WHAT THE TASK REQUIRES.
Every line of the material is to be duplicated precisely.

SUPPLIED RECORDS.
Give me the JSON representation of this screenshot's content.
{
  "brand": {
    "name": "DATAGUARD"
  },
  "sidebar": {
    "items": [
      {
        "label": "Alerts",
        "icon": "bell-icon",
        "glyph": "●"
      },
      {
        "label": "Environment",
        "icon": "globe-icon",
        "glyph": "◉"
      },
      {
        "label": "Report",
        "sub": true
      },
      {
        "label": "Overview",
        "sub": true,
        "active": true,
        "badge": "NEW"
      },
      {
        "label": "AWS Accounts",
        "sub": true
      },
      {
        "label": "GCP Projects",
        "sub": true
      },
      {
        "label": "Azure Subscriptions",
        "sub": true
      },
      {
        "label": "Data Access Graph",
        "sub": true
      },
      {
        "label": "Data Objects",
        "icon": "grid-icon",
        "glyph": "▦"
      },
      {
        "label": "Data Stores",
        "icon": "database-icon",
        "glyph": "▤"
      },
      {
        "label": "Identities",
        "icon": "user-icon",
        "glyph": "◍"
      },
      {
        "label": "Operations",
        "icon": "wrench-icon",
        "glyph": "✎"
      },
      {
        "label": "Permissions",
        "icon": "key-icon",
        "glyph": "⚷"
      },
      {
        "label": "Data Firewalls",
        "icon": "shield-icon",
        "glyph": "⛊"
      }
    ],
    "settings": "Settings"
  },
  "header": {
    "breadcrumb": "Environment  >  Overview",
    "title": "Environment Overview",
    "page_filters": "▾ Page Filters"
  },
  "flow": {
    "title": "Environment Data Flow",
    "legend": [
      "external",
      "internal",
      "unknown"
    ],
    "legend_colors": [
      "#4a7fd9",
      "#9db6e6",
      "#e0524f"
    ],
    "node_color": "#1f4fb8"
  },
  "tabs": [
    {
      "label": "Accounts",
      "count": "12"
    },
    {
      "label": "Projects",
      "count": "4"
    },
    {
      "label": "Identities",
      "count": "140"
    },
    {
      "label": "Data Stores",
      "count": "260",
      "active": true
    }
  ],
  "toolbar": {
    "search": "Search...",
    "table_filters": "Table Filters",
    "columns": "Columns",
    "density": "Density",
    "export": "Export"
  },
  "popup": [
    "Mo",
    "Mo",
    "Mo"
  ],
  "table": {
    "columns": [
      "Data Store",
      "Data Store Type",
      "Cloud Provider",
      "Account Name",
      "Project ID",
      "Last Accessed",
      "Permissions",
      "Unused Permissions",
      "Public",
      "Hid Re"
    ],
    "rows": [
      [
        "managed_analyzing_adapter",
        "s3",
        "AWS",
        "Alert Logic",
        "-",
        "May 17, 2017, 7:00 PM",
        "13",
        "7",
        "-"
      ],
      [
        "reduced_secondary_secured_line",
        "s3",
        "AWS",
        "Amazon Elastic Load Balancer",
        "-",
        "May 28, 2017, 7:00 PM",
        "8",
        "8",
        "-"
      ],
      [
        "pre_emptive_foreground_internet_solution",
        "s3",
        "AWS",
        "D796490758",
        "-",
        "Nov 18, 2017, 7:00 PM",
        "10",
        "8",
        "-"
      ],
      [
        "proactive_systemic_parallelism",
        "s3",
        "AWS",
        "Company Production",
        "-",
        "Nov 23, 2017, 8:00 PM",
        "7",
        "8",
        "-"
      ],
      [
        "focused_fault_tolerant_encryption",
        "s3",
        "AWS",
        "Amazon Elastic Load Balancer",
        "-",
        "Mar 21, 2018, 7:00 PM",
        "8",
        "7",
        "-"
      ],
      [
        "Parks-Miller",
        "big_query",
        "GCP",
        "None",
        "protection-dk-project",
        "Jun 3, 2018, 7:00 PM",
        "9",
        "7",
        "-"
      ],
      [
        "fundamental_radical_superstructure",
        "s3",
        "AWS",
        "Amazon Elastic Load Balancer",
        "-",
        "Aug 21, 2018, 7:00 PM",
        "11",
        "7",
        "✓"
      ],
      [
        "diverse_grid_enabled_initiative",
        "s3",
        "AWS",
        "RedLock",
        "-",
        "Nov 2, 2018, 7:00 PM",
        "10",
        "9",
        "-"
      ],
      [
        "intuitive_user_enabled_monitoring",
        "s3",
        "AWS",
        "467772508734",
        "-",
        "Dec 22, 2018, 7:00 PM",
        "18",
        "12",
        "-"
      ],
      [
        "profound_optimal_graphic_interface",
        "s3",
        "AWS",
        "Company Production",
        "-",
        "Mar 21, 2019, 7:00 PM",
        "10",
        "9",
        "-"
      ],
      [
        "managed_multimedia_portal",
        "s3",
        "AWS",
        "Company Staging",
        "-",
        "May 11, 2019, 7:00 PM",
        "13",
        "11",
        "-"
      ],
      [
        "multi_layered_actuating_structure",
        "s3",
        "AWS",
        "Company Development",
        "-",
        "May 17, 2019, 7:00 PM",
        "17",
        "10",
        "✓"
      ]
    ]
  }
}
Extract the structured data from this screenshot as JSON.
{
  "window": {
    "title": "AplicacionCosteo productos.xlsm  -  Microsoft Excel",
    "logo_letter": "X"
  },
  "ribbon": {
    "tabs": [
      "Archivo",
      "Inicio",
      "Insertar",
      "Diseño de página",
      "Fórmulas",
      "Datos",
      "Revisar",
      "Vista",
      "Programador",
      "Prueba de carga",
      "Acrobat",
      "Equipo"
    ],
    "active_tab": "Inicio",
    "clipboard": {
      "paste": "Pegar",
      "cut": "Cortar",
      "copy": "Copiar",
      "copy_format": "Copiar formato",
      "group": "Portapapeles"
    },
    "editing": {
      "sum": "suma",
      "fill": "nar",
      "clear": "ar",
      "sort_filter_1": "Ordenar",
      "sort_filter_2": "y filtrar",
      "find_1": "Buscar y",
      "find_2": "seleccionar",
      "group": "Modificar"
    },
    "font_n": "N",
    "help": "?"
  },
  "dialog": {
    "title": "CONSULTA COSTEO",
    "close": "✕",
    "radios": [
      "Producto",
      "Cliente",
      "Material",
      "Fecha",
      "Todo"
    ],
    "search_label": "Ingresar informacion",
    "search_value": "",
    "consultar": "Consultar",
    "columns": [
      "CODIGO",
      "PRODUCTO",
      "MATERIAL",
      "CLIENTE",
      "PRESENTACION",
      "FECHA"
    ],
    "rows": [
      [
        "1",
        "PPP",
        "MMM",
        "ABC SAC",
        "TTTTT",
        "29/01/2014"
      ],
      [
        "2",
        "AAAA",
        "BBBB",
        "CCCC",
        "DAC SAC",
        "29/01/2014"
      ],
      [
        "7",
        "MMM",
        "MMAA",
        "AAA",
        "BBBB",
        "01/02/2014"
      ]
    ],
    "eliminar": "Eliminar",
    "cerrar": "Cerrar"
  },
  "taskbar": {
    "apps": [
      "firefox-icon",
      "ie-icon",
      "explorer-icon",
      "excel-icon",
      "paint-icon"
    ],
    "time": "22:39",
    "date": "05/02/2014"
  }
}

TASK RESULT.
Give me the JSON representation of this screenshot's content.
{
  "brand": {
    "name": "DATAGUARD"
  },
  "sidebar": {
    "items": [
      {
        "label": "Alerts",
        "icon": "bell-icon",
        "glyph": "●"
      },
      {
        "label": "Environment",
        "icon": "globe-icon",
        "glyph": "◉"
      },
      {
        "label": "Report",
        "sub": true
      },
      {
        "label": "Overview",
        "sub": true,
        "active": true,
        "badge": "NEW"
      },
      {
        "label": "AWS Accounts",
        "sub": true
      },
      {
        "label": "GCP Projects",
        "sub": true
      },
      {
        "label": "Azure Subscriptions",
        "sub": true
      },
      {
        "label": "Data Access Graph",
        "sub": true
      },
      {
        "label": "Data Objects",
        "icon": "grid-icon",
        "glyph": "▦"
      },
      {
        "label": "Data Stores",
        "icon": "database-icon",
        "glyph": "▤"
      },
      {
        "label": "Identities",
        "icon": "user-icon",
        "glyph": "◍"
      },
      {
        "label": "Operations",
        "icon": "wrench-icon",
        "glyph": "✎"
      },
      {
        "label": "Permissions",
        "icon": "key-icon",
        "glyph": "⚷"
      },
      {
        "label": "Data Firewalls",
        "icon": "shield-icon",
        "glyph": "⛊"
      }
    ],
    "settings": "Settings"
  },
  "header": {
    "breadcrumb": "Environment  >  Overview",
    "title": "Environment Overview",
    "page_filters": "▾ Page Filters"
  },
  "flow": {
    "title": "Environment Data Flow",
    "legend": [
      "external",
      "internal",
      "unknown"
    ],
    "legend_colors": [
      "#4a7fd9",
      "#9db6e6",
      "#e0524f"
    ],
    "node_color": "#1f4fb8"
  },
  "tabs": [
    {
      "label": "Accounts",
      "count": "12"
    },
    {
      "label": "Projects",
      "count": "4"
    },
    {
      "label": "Identities",
      "count": "140"
    },
    {
      "label": "Data Stores",
      "count": "260",
      "active": true
    }
  ],
  "toolbar": {
    "search": "Search...",
    "table_filters": "Table Filters",
    "columns": "Columns",
    "density": "Density",
    "export": "Export"
  },
  "popup": [
    "Mo",
    "Mo",
    "Mo"
  ],
  "table": {
    "columns": [
      "Data Store",
      "Data Store Type",
      "Cloud Provider",
      "Account Name",
      "Project ID",
      "Last Accessed",
      "Permissions",
      "Unused Permissions",
      "Public",
      "Hid Re"
    ],
    "rows": [
      [
        "managed_analyzing_adapter",
        "s3",
        "AWS",
        "Alert Logic",
        "-",
        "May 17, 2017, 7:00 PM",
        "13",
        "7",
        "-"
      ],
      [
        "reduced_secondary_secured_line",
        "s3",
        "AWS",
        "Amazon Elastic Load Balancer",
        "-",
        "May 28, 2017, 7:00 PM",
        "8",
        "8",
        "-"
      ],
      [
        "pre_emptive_foreground_internet_solution",
        "s3",
        "AWS",
        "D796490758",
        "-",
        "Nov 18, 2017, 7:00 PM",
        "10",
        "8",
        "-"
      ],
      [
        "proactive_systemic_parallelism",
        "s3",
        "AWS",
        "Company Production",
        "-",
        "Nov 23, 2017, 8:00 PM",
        "7",
        "8",
        "-"
      ],
      [
        "focused_fault_tolerant_encryption",
        "s3",
        "AWS",
        "Amazon Elastic Load Balancer",
        "-",
        "Mar 21, 2018, 7:00 PM",
        "8",
        "7",
        "-"
      ],
      [
        "Parks-Miller",
        "big_query",
        "GCP",
        "None",
        "protection-dk-project",
        "Jun 3, 2018, 7:00 PM",
        "9",
        "7",
        "-"
      ],
      [
        "fundamental_radical_superstructure",
        "s3",
        "AWS",
        "Amazon Elastic Load Balancer",
        "-",
        "Aug 21, 2018, 7:00 PM",
        "11",
        "7",
        "✓"
      ],
      [
        "diverse_grid_enabled_initiative",
        "s3",
        "AWS",
        "RedLock",
        "-",
        "Nov 2, 2018, 7:00 PM",
        "10",
        "9",
        "-"
      ],
      [
        "intuitive_user_enabled_monitoring",
        "s3",
        "AWS",
        "467772508734",
        "-",
        "Dec 22, 2018, 7:00 PM",
        "18",
        "12",
        "-"
      ],
      [
        "profound_optimal_graphic_interface",
        "s3",
        "AWS",
        "Company Production",
        "-",
        "Mar 21, 2019, 7:00 PM",
        "10",
        "9",
        "-"
      ],
      [
        "managed_multimedia_portal",
        "s3",
        "AWS",
        "Company Staging",
        "-",
        "May 11, 2019, 7:00 PM",
        "13",
        "11",
        "-"
      ],
      [
        "multi_layered_actuating_structure",
        "s3",
        "AWS",
        "Company Development",
        "-",
        "May 17, 2019, 7:00 PM",
        "17",
        "10",
        "✓"
      ]
    ]
  }
}
Extract the structured data from this screenshot as JSON.
{
  "window": {
    "title": "AplicacionCosteo productos.xlsm  -  Microsoft Excel",
    "logo_letter": "X"
  },
  "ribbon": {
    "tabs": [
      "Archivo",
      "Inicio",
      "Insertar",
      "Diseño de página",
      "Fórmulas",
      "Datos",
      "Revisar",
      "Vista",
      "Programador",
      "Prueba de carga",
      "Acrobat",
      "Equipo"
    ],
    "active_tab": "Inicio",
    "clipboard": {
      "paste": "Pegar",
      "cut": "Cortar",
      "copy": "Copiar",
      "copy_format": "Copiar formato",
      "group": "Portapapeles"
    },
    "editing": {
      "sum": "suma",
      "fill": "nar",
      "clear": "ar",
      "sort_filter_1": "Ordenar",
      "sort_filter_2": "y filtrar",
      "find_1": "Buscar y",
      "find_2": "seleccionar",
      "group": "Modificar"
    },
    "font_n": "N",
    "help": "?"
  },
  "dialog": {
    "title": "CONSULTA COSTEO",
    "close": "✕",
    "radios": [
      "Producto",
      "Cliente",
      "Material",
      "Fecha",
      "Todo"
    ],
    "search_label": "Ingresar informacion",
    "search_value": "",
    "consultar": "Consultar",
    "columns": [
      "CODIGO",
      "PRODUCTO",
      "MATERIAL",
      "CLIENTE",
      "PRESENTACION",
      "FECHA"
    ],
    "rows": [
      [
        "1",
        "PPP",
        "MMM",
        "ABC SAC",
        "TTTTT",
        "29/01/2014"
      ],
      [
        "2",
        "AAAA",
        "BBBB",
        "CCCC",
        "DAC SAC",
        "29/01/2014"
      ],
      [
        "7",
        "MMM",
        "MMAA",
        "AAA",
        "BBBB",
        "01/02/2014"
      ]
    ],
    "eliminar": "Eliminar",
    "cerrar": "Cerrar"
  },
  "taskbar": {
    "apps": [
      "firefox-icon",
      "ie-icon",
      "explorer-icon",
      "excel-icon",
      "paint-icon"
    ],
    "time": "22:39",
    "date": "05/02/2014"
  }
}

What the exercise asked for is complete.